Of course, from a metaphysical and mythical perspective, it is anything but. It shows the artificiality of purity and the futility of order. It is elusive, anti-systemic and anti-bureaucratic. Very annoying!
Unfortunately, the liminal nature also explains why there is no happy closure. The Ukrainian choice healed some Eastern European trauma3, but no doubt, the war creates new and deeper wounds. The fault line on which Eastern Europe stands is not going away with yet another earthquake.
Thus, it would be a mistake to look at the war in Ukraine simply as a neighborly dispute or geopolitical muscle-flexing. Rather, it is a clash between systems of values and an attempt to undermine the post-Cold War security architecture in Europe.
When we hear that the war is being fought in narratives, or that it’s a religious war, we might imagine big crowds and warmongering speeches. But the heroic and the shameful are very close. Mythos is archetypal, just as it is intimate. It is the feeling of approaching something vast and monumental. It can inspire you to sing hymns as much as push you down to your knees. That’s the noteworthy dynamic. How do you feel when one says “Eastern Europe”? That’s the experience of mythos, wherever you are from. That’s what this war is fought over. That little nothing and nearly everything.
Zelensky’s speeches are a masterclass in summoning the mythical. He now talks in front of one Parliament or another every day. In every speech, Zelensky connects the mythos of Eastern Europe with the audience’s own mythos.
Address to the Parliament of the United Kingdom:
We do not want to lose what we have, what is ours—Ukraine. Just as you did not want to lose your island when the Nazis were preparing to start the battle for your great power, the battle for Britain…
We shall fight in the woods, in the fields, on the beaches, in the cities and villages, in the streets, we shall fight in the hills... And I want to add: we shall fight on the spoil tips, on the banks of the Kalmius and the Dnieper!
Address to the Bunderstag:
You are like behind the wall again. Not the Berlin Wall. But in the middle of Europe…
If you remember what the Berlin Airlift meant to you. Which could be realized because the sky was safe…
I am addressing you on behalf of older Ukrainians. Many survivors of World War II. Those who escaped during the occupation 80 years ago. Those who survived Babyn Yar.
Address to the US Congress:
I remember your Rushmore National Memorial. The faces of your prominent presidents. Those who laid the foundations of America…
Remember Pearl Harbor…
Remember September 11th…
“I have a dream”—these words are known to each of you.
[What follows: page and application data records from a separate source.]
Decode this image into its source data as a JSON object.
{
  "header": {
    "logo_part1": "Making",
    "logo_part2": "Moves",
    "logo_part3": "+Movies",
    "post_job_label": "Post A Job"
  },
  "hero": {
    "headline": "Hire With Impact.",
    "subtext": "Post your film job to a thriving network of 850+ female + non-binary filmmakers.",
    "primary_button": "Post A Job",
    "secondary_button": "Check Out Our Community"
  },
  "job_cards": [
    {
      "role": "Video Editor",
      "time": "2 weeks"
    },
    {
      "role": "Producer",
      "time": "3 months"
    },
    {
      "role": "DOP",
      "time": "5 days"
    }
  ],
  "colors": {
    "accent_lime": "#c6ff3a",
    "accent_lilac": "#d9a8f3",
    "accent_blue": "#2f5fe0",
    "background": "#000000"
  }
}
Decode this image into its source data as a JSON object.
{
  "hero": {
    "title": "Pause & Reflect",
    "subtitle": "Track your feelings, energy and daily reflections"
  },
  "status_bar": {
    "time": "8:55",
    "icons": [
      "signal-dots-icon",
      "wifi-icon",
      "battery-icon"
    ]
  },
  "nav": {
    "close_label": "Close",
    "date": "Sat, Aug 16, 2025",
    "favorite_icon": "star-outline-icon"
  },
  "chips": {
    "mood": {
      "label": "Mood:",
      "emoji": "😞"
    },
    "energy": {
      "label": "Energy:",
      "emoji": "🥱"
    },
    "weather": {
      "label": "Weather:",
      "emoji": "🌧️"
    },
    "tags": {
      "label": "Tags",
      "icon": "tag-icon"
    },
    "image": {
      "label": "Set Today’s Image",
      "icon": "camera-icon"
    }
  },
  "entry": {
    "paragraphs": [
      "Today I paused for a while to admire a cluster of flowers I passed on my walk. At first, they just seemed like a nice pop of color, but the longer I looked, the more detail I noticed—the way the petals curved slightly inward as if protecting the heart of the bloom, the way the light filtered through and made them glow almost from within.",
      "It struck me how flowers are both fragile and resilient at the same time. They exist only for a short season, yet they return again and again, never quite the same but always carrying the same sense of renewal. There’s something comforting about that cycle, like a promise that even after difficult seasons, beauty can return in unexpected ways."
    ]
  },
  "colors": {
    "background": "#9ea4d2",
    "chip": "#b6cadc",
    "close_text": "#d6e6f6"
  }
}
I suspect these threads of connection will have a profound effect for decades, just as the speeches of MLK and Churchill had originally. Again notice the same paradox: millions of people live with disconnected myths for decades. Then one person, inimitably placed in history, connects them in a matter of days.
A Czech closing note. This is why Presidents Zeman and Klaus hurt. Because they hurt at the site of the myth, like a tongue touching a broken tooth. The presidency is a unique position from which to work the mythos—either gently healing or kicking it in the kidneys. Parliamentary democracies give the presidents so few real competencies that the mythological is their main area of work. The next time we elect a president, we have to ask: can they heal the mythos?
Some other names for these informational realities are infosphere, ideosphere, logosphere. Though others authors might not consider these realms to be alive.
We could just as well be speaking of the German trauma. And they too are getting a chance to relive their mythos.
It also feels terrible to suggest that Eastern Europe is somehow being healed by the atrocity of the war.